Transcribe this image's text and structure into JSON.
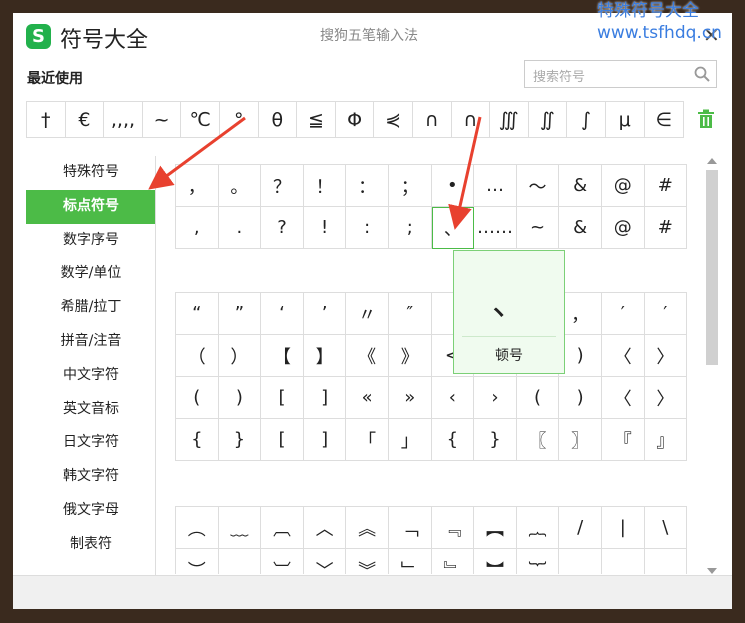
{
  "window": {
    "title": "符号大全",
    "subtitle": "搜狗五笔输入法",
    "logo_letter": "S",
    "close_label": "✕"
  },
  "watermark": {
    "line1": "特殊符号大全",
    "line2": "www.tsfhdq.cn"
  },
  "recent": {
    "title": "最近使用",
    "symbols": [
      "†",
      "€",
      ",,,,",
      "~",
      "℃",
      "°",
      "θ",
      "≦",
      "Φ",
      "⋞",
      "∩",
      "∩",
      "∭",
      "∬",
      "∫",
      "μ",
      "∈"
    ]
  },
  "search": {
    "placeholder": "搜索符号"
  },
  "sidebar": {
    "items": [
      {
        "label": "特殊符号"
      },
      {
        "label": "标点符号",
        "active": true
      },
      {
        "label": "数字序号"
      },
      {
        "label": "数学/单位"
      },
      {
        "label": "希腊/拉丁"
      },
      {
        "label": "拼音/注音"
      },
      {
        "label": "中文字符"
      },
      {
        "label": "英文音标"
      },
      {
        "label": "日文字符"
      },
      {
        "label": "韩文字符"
      },
      {
        "label": "俄文字母"
      },
      {
        "label": "制表符"
      }
    ]
  },
  "grid1": [
    [
      "，",
      "。",
      "？",
      "！",
      "：",
      "；",
      "•",
      "…",
      "～",
      "&",
      "@",
      "#"
    ],
    [
      ",",
      ".",
      "?",
      "!",
      ":",
      ";",
      "、",
      "……",
      "~",
      "&",
      "@",
      "#"
    ]
  ],
  "grid2": [
    [
      "“",
      "”",
      "‘",
      "’",
      "〃",
      "″",
      "",
      "",
      "",
      "，",
      "′",
      "′"
    ],
    [
      "（",
      "）",
      "【",
      "】",
      "《",
      "》",
      "<",
      "",
      "",
      ")",
      "〈",
      "〉"
    ],
    [
      "(",
      ")",
      "[",
      "]",
      "«",
      "»",
      "‹",
      "›",
      "(",
      ")",
      "〈",
      "〉"
    ],
    [
      "{",
      "}",
      "[",
      "]",
      "「",
      "」",
      "{",
      "}",
      "〖",
      "〗",
      "『",
      "』"
    ]
  ],
  "grid3": [
    [
      "︵",
      "﹏",
      "︹",
      "︿",
      "︽",
      "﹁",
      "﹃",
      "︻",
      "︷",
      "/",
      "|",
      "\\"
    ],
    [
      "︶",
      "﹏",
      "︺",
      "﹀",
      "︾",
      "﹂",
      "﹄",
      "︼",
      "︸",
      "",
      "",
      ""
    ]
  ],
  "popup": {
    "symbol": "、",
    "name": "顿号"
  },
  "colors": {
    "accent": "#4cbb47",
    "arrow": "#e8412f",
    "watermark": "#3a7de0"
  }
}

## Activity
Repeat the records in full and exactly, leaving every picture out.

## Solution to this exercise
Transcribe this image's text and structure into JSON.
{
  "window": {
    "title": "符号大全",
    "subtitle": "搜狗五笔输入法",
    "logo_letter": "S",
    "close_label": "✕"
  },
  "watermark": {
    "line1": "特殊符号大全",
    "line2": "www.tsfhdq.cn"
  },
  "recent": {
    "title": "最近使用",
    "symbols": [
      "†",
      "€",
      ",,,,",
      "~",
      "℃",
      "°",
      "θ",
      "≦",
      "Φ",
      "⋞",
      "∩",
      "∩",
      "∭",
      "∬",
      "∫",
      "μ",
      "∈"
    ]
  },
  "search": {
    "placeholder": "搜索符号"
  },
  "sidebar": {
    "items": [
      {
        "label": "特殊符号"
      },
      {
        "label": "标点符号",
        "active": true
      },
      {
        "label": "数字序号"
      },
      {
        "label": "数学/单位"
      },
      {
        "label": "希腊/拉丁"
      },
      {
        "label": "拼音/注音"
      },
      {
        "label": "中文字符"
      },
      {
        "label": "英文音标"
      },
      {
        "label": "日文字符"
      },
      {
        "label": "韩文字符"
      },
      {
        "label": "俄文字母"
      },
      {
        "label": "制表符"
      }
    ]
  },
  "grid1": [
    [
      "，",
      "。",
      "？",
      "！",
      "：",
      "；",
      "•",
      "…",
      "～",
      "&",
      "@",
      "#"
    ],
    [
      ",",
      ".",
      "?",
      "!",
      ":",
      ";",
      "、",
      "……",
      "~",
      "&",
      "@",
      "#"
    ]
  ],
  "grid2": [
    [
      "“",
      "”",
      "‘",
      "’",
      "〃",
      "″",
      "",
      "",
      "",
      "，",
      "′",
      "′"
    ],
    [
      "（",
      "）",
      "【",
      "】",
      "《",
      "》",
      "<",
      "",
      "",
      ")",
      "〈",
      "〉"
    ],
    [
      "(",
      ")",
      "[",
      "]",
      "«",
      "»",
      "‹",
      "›",
      "(",
      ")",
      "〈",
      "〉"
    ],
    [
      "{",
      "}",
      "[",
      "]",
      "「",
      "」",
      "{",
      "}",
      "〖",
      "〗",
      "『",
      "』"
    ]
  ],
  "grid3": [
    [
      "︵",
      "﹏",
      "︹",
      "︿",
      "︽",
      "﹁",
      "﹃",
      "︻",
      "︷",
      "/",
      "|",
      "\\"
    ],
    [
      "︶",
      "﹏",
      "︺",
      "﹀",
      "︾",
      "﹂",
      "﹄",
      "︼",
      "︸",
      "",
      "",
      ""
    ]
  ],
  "popup": {
    "symbol": "、",
    "name": "顿号"
  },
  "colors": {
    "accent": "#4cbb47",
    "arrow": "#e8412f",
    "watermark": "#3a7de0"
  }
}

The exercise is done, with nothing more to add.